Several months ago, I wrote:<p/>

I've been learning about virtual memory. I guess I'll explain what I know, and if someone wants to correct me, please let me know.

Okay, so, fundamentally, VM is a mapping of virtual pages to "other things" (like physical memory, devices, disks, etc.) What's a page? 4k of memory. Well, it's not always 4k, but that's a common size. The size dictates how many entries in the page table you have, because each page can be mapped to something different and it has to keep track of each page individually.

What's the point of VM? There are many. Processes shouldn't be able to access the memory of other processes, and in this method each process gets its own VM address space so that you can't possibly confuse them. Also, these mappings can go to many places -- you can have two processes share the same address space; you can swap pages to disk and then bring them back when somebody needs to use them; you can (as mentioned before) make some pages actually devices like graphics memory, and so forth.

Now that I’m deep into the Virtual Memory assignment of CS169, I can talk about this more. I was basically right, though. The way we’ve implemented it is with “VM Areas” and page tables. VM Areas specify a range of pages that are mapped to a certain vnode (which can be null). We convert from VM Areas to page tables when we “page fault” – which involves instructing the vnode to give us a page of RAM, or creating it out of thin air if the vnode is null. Then we save the physical page in the page table.<p/>

The hardware doesn’t look at our page table structure, though; we have to fill the TLB with some page table entries. So when the hardware gets a TLB miss, it asks us to fill it, and we look at the page table, optionally handle a page fault, and write from the page table to the TLB. <p/>

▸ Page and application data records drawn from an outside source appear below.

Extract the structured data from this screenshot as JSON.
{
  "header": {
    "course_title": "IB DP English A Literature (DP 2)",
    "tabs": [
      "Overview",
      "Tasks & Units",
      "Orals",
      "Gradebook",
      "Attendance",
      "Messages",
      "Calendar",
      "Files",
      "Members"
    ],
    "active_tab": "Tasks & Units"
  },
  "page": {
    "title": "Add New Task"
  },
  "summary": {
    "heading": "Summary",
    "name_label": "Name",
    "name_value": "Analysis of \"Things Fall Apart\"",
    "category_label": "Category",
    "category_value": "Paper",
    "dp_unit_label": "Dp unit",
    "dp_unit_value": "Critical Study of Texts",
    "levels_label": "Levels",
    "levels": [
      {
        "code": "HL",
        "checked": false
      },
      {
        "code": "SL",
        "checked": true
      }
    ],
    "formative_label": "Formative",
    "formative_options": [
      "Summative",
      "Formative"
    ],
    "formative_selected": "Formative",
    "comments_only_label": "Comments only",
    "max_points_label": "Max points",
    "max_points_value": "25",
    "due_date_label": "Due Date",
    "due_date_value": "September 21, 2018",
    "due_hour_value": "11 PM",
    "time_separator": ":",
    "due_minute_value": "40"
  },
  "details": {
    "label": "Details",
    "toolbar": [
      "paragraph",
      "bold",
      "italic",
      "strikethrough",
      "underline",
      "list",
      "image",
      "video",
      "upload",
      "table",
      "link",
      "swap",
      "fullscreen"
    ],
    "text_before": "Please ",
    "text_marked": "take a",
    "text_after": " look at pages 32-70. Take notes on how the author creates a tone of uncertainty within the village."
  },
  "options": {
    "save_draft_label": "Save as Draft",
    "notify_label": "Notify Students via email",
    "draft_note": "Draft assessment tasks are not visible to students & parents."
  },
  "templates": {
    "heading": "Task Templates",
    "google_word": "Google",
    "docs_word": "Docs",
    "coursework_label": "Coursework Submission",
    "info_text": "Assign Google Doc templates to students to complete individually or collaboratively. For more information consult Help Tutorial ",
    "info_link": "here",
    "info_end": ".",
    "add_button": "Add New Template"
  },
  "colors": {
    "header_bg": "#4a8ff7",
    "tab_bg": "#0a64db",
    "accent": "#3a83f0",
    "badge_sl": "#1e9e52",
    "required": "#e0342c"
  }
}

One detail I missed was regarding the page table size – if a mapping of every virtual page was stored for every process, it would be large. Instead, we take advantage of the idea that there are usually giant swathes of unmapped memory in the address space – we use a two-level page table. The top level is called the segment table and the next is the page table. We just shift bits to get the segment and page indices, and only allocate the page tables on demand.<p/>